Friday's workout was over, but before the Rays would head back to their Fort Worth hotel, word spread there was going to be a short meeting. The door to the coaches' room was shut, the players gathered at the far end of the clubhouse, and for nearly 15 minutes, Carlos Peña delivered an inspirational message. Remember where you came from, he told them, who you used to be, how much you've overcome to get to this point. Citing how Evan Longoria wasn't drafted out of high school, how Grant Balfour dealt with injuries, how his own career was in jeopardy before he joined the then last-place Devil Rays, Peña reminded them that they weren't prima donnas or silver spooners but fighters and scrappers and battlers. And, he stressed, make sure that is how you show up to play Saturday. "Not the guys we in our minds have become, but I want the guys that wanted to become (more), those guys that were dreaming at one time," he explained Saturday afternoon. "Those guys. That humble bunch." A few hours later, Peña was talking at this locker again, marveling really, at how it all worked out. The Rays came alive and stayed alive with a 6-3 win over the Rangers that
extended the best-of-five AL division series to at least Game 4 today. And it was Peña who delivered again, knocking in the tying run, scoring the go-ahead run then adding a two-run homer for good measure.
"That's crazy," Peña said. "It's that magic that I know exists. I know that there's teams like this; we know that we have this magic lingering around us and all we have to do is believe. And when things like that happen, it makes you wonder it it's actually true."
Peña's words were inspiring and they were relaxing, and seemed to touch several Rays.
"I'm just glad everyone listened," reliever Dan Wheeler said.
Starting pitcher Matt Garza delivered the big game they needed, working into the seventh and allowing only two runs. The defense was again dazzling. The bullpen got the chance to matter.
And most critically, after not getting any big hits in the first two games, they suddenly got a handful Saturday: B.J. Upton doubled in the run that tied it the first time in the sixth, snapping their 0-for-14 drought with runners in scoring position. Dan Johnson doubled off left-hander Darren Oliver to start the go-ahead rally in the eighth.
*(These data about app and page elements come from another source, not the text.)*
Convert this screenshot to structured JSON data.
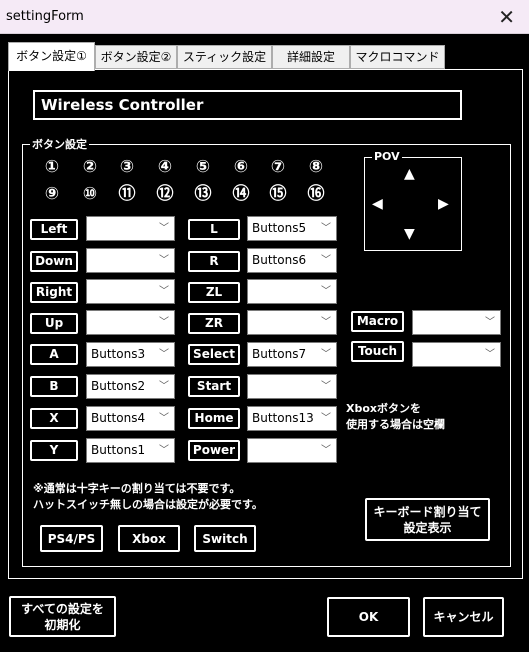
{
  "window": {
    "title": "settingForm",
    "close_glyph": "✕"
  },
  "tabs": [
    "ボタン設定①",
    "ボタン設定②",
    "スティック設定",
    "詳細設定",
    "マクロコマンド"
  ],
  "controller_name": "Wireless Controller",
  "button_group_label": "ボタン設定",
  "numbers_row1": [
    "①",
    "②",
    "③",
    "④",
    "⑤",
    "⑥",
    "⑦",
    "⑧"
  ],
  "numbers_row2": [
    "⑨",
    "⑩",
    "⑪",
    "⑫",
    "⑬",
    "⑭",
    "⑮",
    "⑯"
  ],
  "pov": {
    "label": "POV",
    "up": "▲",
    "down": "▼",
    "left": "◀",
    "right": "▶"
  },
  "left_column": [
    {
      "label": "Left",
      "value": ""
    },
    {
      "label": "Down",
      "value": ""
    },
    {
      "label": "Right",
      "value": ""
    },
    {
      "label": "Up",
      "value": ""
    },
    {
      "label": "A",
      "value": "Buttons3"
    },
    {
      "label": "B",
      "value": "Buttons2"
    },
    {
      "label": "X",
      "value": "Buttons4"
    },
    {
      "label": "Y",
      "value": "Buttons1"
    }
  ],
  "middle_column": [
    {
      "label": "L",
      "value": "Buttons5"
    },
    {
      "label": "R",
      "value": "Buttons6"
    },
    {
      "label": "ZL",
      "value": ""
    },
    {
      "label": "ZR",
      "value": ""
    },
    {
      "label": "Select",
      "value": "Buttons7"
    },
    {
      "label": "Start",
      "value": ""
    },
    {
      "label": "Home",
      "value": "Buttons13"
    },
    {
      "label": "Power",
      "value": ""
    }
  ],
  "right_column": [
    {
      "label": "Macro",
      "value": ""
    },
    {
      "label": "Touch",
      "value": ""
    }
  ],
  "chevron": "﹀",
  "xbox_note": [
    "Xboxボタンを",
    "使用する場合は空欄"
  ],
  "bottom_note": [
    "※通常は十字キーの割り当ては不要です。",
    "ハットスイッチ無しの場合は設定が必要です。"
  ],
  "preset_buttons": [
    "PS4/PS",
    "Xbox",
    "Switch"
  ],
  "keyboard_button": [
    "キーボード割り当て",
    "設定表示"
  ],
  "reset_button": [
    "すべての設定を",
    "初期化"
  ],
  "ok_button": "OK",
  "cancel_button": "キャンセル"
}
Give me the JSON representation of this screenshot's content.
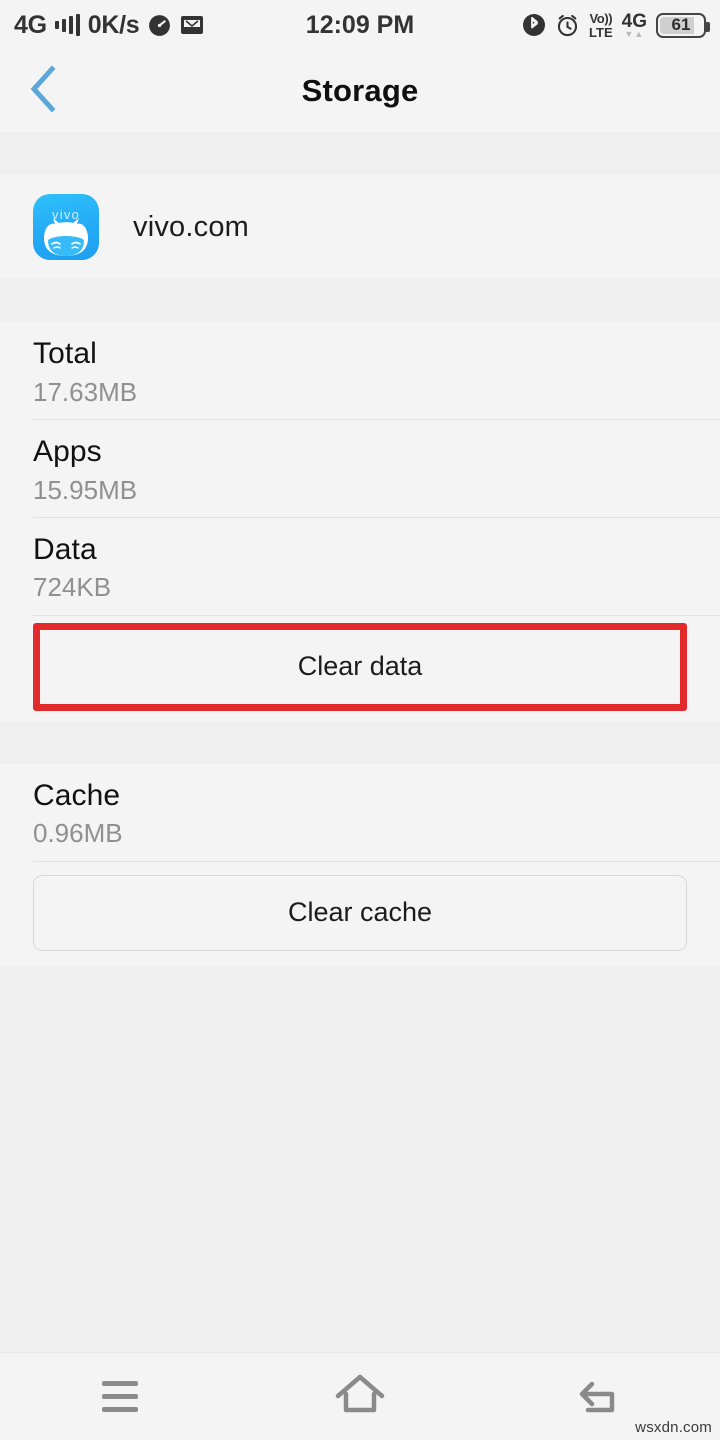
{
  "statusbar": {
    "network_type": "4G",
    "signal_icon": "signal-bars-icon",
    "data_rate": "0K/s",
    "speedometer_icon": "speedometer-icon",
    "mail_icon": "mail-icon",
    "time": "12:09 PM",
    "bluetooth_icon": "bluetooth-icon",
    "alarm_icon": "alarm-clock-icon",
    "volte_top": "Vo))",
    "volte_bottom": "LTE",
    "network_badge": "4G",
    "data_arrows": "▼▲",
    "battery_level": "61"
  },
  "header": {
    "back_icon": "back-chevron-icon",
    "title": "Storage",
    "accent_color": "#5ba8d8"
  },
  "app": {
    "icon_name": "vivo-app-icon",
    "icon_brand_text": "vivo",
    "name": "vivo.com"
  },
  "storage": {
    "rows": [
      {
        "label": "Total",
        "value": "17.63MB"
      },
      {
        "label": "Apps",
        "value": "15.95MB"
      },
      {
        "label": "Data",
        "value": "724KB"
      }
    ],
    "clear_data_label": "Clear data",
    "highlight_color": "#e22a2c"
  },
  "cache": {
    "label": "Cache",
    "value": "0.96MB",
    "clear_cache_label": "Clear cache"
  },
  "navbar": {
    "menu_icon": "menu-icon",
    "home_icon": "home-icon",
    "back_icon": "back-arrow-icon"
  },
  "watermark": "wsxdn.com"
}
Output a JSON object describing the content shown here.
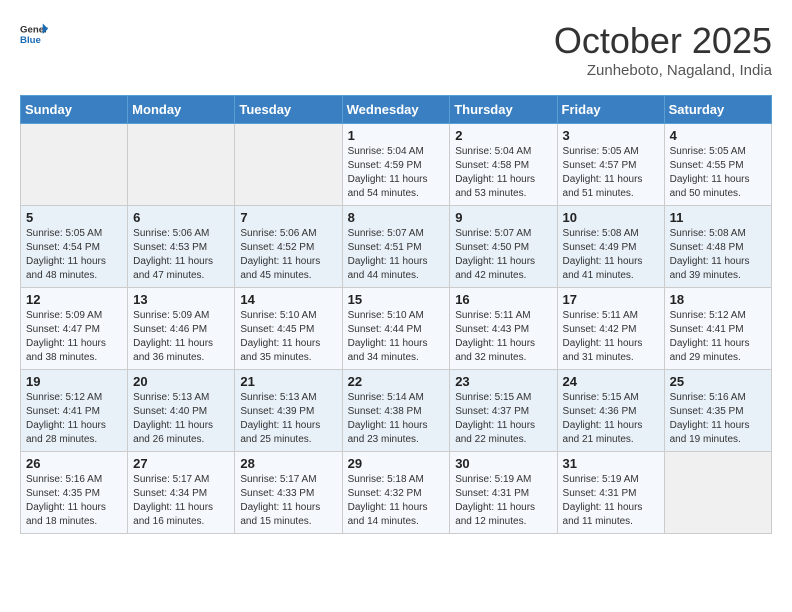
{
  "header": {
    "logo_line1": "General",
    "logo_line2": "Blue",
    "month": "October 2025",
    "location": "Zunheboto, Nagaland, India"
  },
  "days_of_week": [
    "Sunday",
    "Monday",
    "Tuesday",
    "Wednesday",
    "Thursday",
    "Friday",
    "Saturday"
  ],
  "weeks": [
    [
      {
        "day": "",
        "content": ""
      },
      {
        "day": "",
        "content": ""
      },
      {
        "day": "",
        "content": ""
      },
      {
        "day": "1",
        "content": "Sunrise: 5:04 AM\nSunset: 4:59 PM\nDaylight: 11 hours and 54 minutes."
      },
      {
        "day": "2",
        "content": "Sunrise: 5:04 AM\nSunset: 4:58 PM\nDaylight: 11 hours and 53 minutes."
      },
      {
        "day": "3",
        "content": "Sunrise: 5:05 AM\nSunset: 4:57 PM\nDaylight: 11 hours and 51 minutes."
      },
      {
        "day": "4",
        "content": "Sunrise: 5:05 AM\nSunset: 4:55 PM\nDaylight: 11 hours and 50 minutes."
      }
    ],
    [
      {
        "day": "5",
        "content": "Sunrise: 5:05 AM\nSunset: 4:54 PM\nDaylight: 11 hours and 48 minutes."
      },
      {
        "day": "6",
        "content": "Sunrise: 5:06 AM\nSunset: 4:53 PM\nDaylight: 11 hours and 47 minutes."
      },
      {
        "day": "7",
        "content": "Sunrise: 5:06 AM\nSunset: 4:52 PM\nDaylight: 11 hours and 45 minutes."
      },
      {
        "day": "8",
        "content": "Sunrise: 5:07 AM\nSunset: 4:51 PM\nDaylight: 11 hours and 44 minutes."
      },
      {
        "day": "9",
        "content": "Sunrise: 5:07 AM\nSunset: 4:50 PM\nDaylight: 11 hours and 42 minutes."
      },
      {
        "day": "10",
        "content": "Sunrise: 5:08 AM\nSunset: 4:49 PM\nDaylight: 11 hours and 41 minutes."
      },
      {
        "day": "11",
        "content": "Sunrise: 5:08 AM\nSunset: 4:48 PM\nDaylight: 11 hours and 39 minutes."
      }
    ],
    [
      {
        "day": "12",
        "content": "Sunrise: 5:09 AM\nSunset: 4:47 PM\nDaylight: 11 hours and 38 minutes."
      },
      {
        "day": "13",
        "content": "Sunrise: 5:09 AM\nSunset: 4:46 PM\nDaylight: 11 hours and 36 minutes."
      },
      {
        "day": "14",
        "content": "Sunrise: 5:10 AM\nSunset: 4:45 PM\nDaylight: 11 hours and 35 minutes."
      },
      {
        "day": "15",
        "content": "Sunrise: 5:10 AM\nSunset: 4:44 PM\nDaylight: 11 hours and 34 minutes."
      },
      {
        "day": "16",
        "content": "Sunrise: 5:11 AM\nSunset: 4:43 PM\nDaylight: 11 hours and 32 minutes."
      },
      {
        "day": "17",
        "content": "Sunrise: 5:11 AM\nSunset: 4:42 PM\nDaylight: 11 hours and 31 minutes."
      },
      {
        "day": "18",
        "content": "Sunrise: 5:12 AM\nSunset: 4:41 PM\nDaylight: 11 hours and 29 minutes."
      }
    ],
    [
      {
        "day": "19",
        "content": "Sunrise: 5:12 AM\nSunset: 4:41 PM\nDaylight: 11 hours and 28 minutes."
      },
      {
        "day": "20",
        "content": "Sunrise: 5:13 AM\nSunset: 4:40 PM\nDaylight: 11 hours and 26 minutes."
      },
      {
        "day": "21",
        "content": "Sunrise: 5:13 AM\nSunset: 4:39 PM\nDaylight: 11 hours and 25 minutes."
      },
      {
        "day": "22",
        "content": "Sunrise: 5:14 AM\nSunset: 4:38 PM\nDaylight: 11 hours and 23 minutes."
      },
      {
        "day": "23",
        "content": "Sunrise: 5:15 AM\nSunset: 4:37 PM\nDaylight: 11 hours and 22 minutes."
      },
      {
        "day": "24",
        "content": "Sunrise: 5:15 AM\nSunset: 4:36 PM\nDaylight: 11 hours and 21 minutes."
      },
      {
        "day": "25",
        "content": "Sunrise: 5:16 AM\nSunset: 4:35 PM\nDaylight: 11 hours and 19 minutes."
      }
    ],
    [
      {
        "day": "26",
        "content": "Sunrise: 5:16 AM\nSunset: 4:35 PM\nDaylight: 11 hours and 18 minutes."
      },
      {
        "day": "27",
        "content": "Sunrise: 5:17 AM\nSunset: 4:34 PM\nDaylight: 11 hours and 16 minutes."
      },
      {
        "day": "28",
        "content": "Sunrise: 5:17 AM\nSunset: 4:33 PM\nDaylight: 11 hours and 15 minutes."
      },
      {
        "day": "29",
        "content": "Sunrise: 5:18 AM\nSunset: 4:32 PM\nDaylight: 11 hours and 14 minutes."
      },
      {
        "day": "30",
        "content": "Sunrise: 5:19 AM\nSunset: 4:31 PM\nDaylight: 11 hours and 12 minutes."
      },
      {
        "day": "31",
        "content": "Sunrise: 5:19 AM\nSunset: 4:31 PM\nDaylight: 11 hours and 11 minutes."
      },
      {
        "day": "",
        "content": ""
      }
    ]
  ]
}
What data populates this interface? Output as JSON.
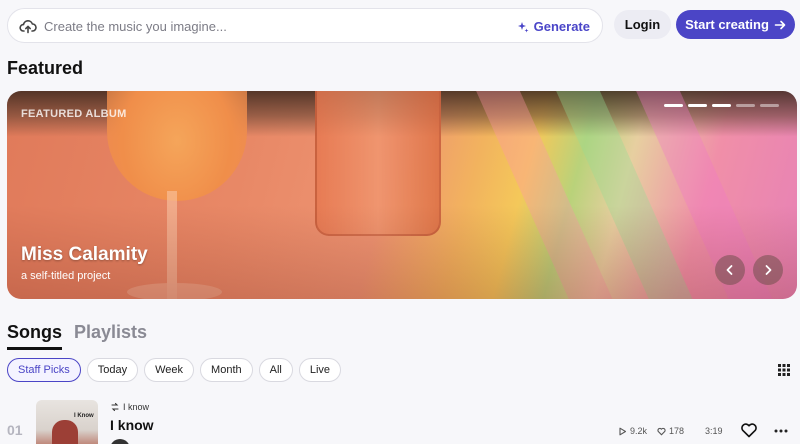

John Jaso followed Peña's single that retied the score with a two-out, two-strike single that put them ahead to stay.
"I was so nervous hoping that we didn't get swept," said leftfielder Carl Crawford, whose ninth-inning homer expanded the lead to 4-2. "That was the main thing, just don't get swept. We got so close, just to get out of that, it feels so much better. It almost feels like we're winning the series right now."
The Rangers do still lead the series 2-1. They need just to win today's matinee to wrap it up. And history says the odds remain long for the Rays, as only one team, the 2001 Yankees, won a best-of-five series after losing the first two at home.
But there was a noticeable feeling of relief and confidence in the Rays clubhouse, and the sense they think the opposite feelings on the other side of the building.
"Now the pressure is on them," said reliever Joaquin Benoit, the former Ranger who got the win. "They don't want to go back to Tampa (Bay)."
Peña can be the conscience of the team, but a .196 batting average that has led to being dropped in the order and occasionally benched, including Game 2 on Thursday, can diminish the ability to lead. Plus, the first baseman is at the end of his contract, meaning Saturday could have been his final game and the eighth-inning at-bat his last as a Ray.
But he was feeling confident at the plate, having just missed a three-run homer earlier, and with the Rays down 2-1, he laced a 1-and-2 Oliver fastball to right, scoring pinch-runner Desmond Jennings. Peña moved to second on Jason Bartlett's two-out walk, then scored on Jaso's single. Peña added a two-run homer in the ninth to make it 6-2.
The fact that he led them to victory after leading the meeting wasn't lost in the clubhouse.
"It's backing up the talk," manager Joe Maddon said.
"It worked," Bartlett said. "It seems like he always comes through in the clutch. I think he was more relaxed after that speech, too."
Marc Topkin can be reached at firstname.lastname@example.org.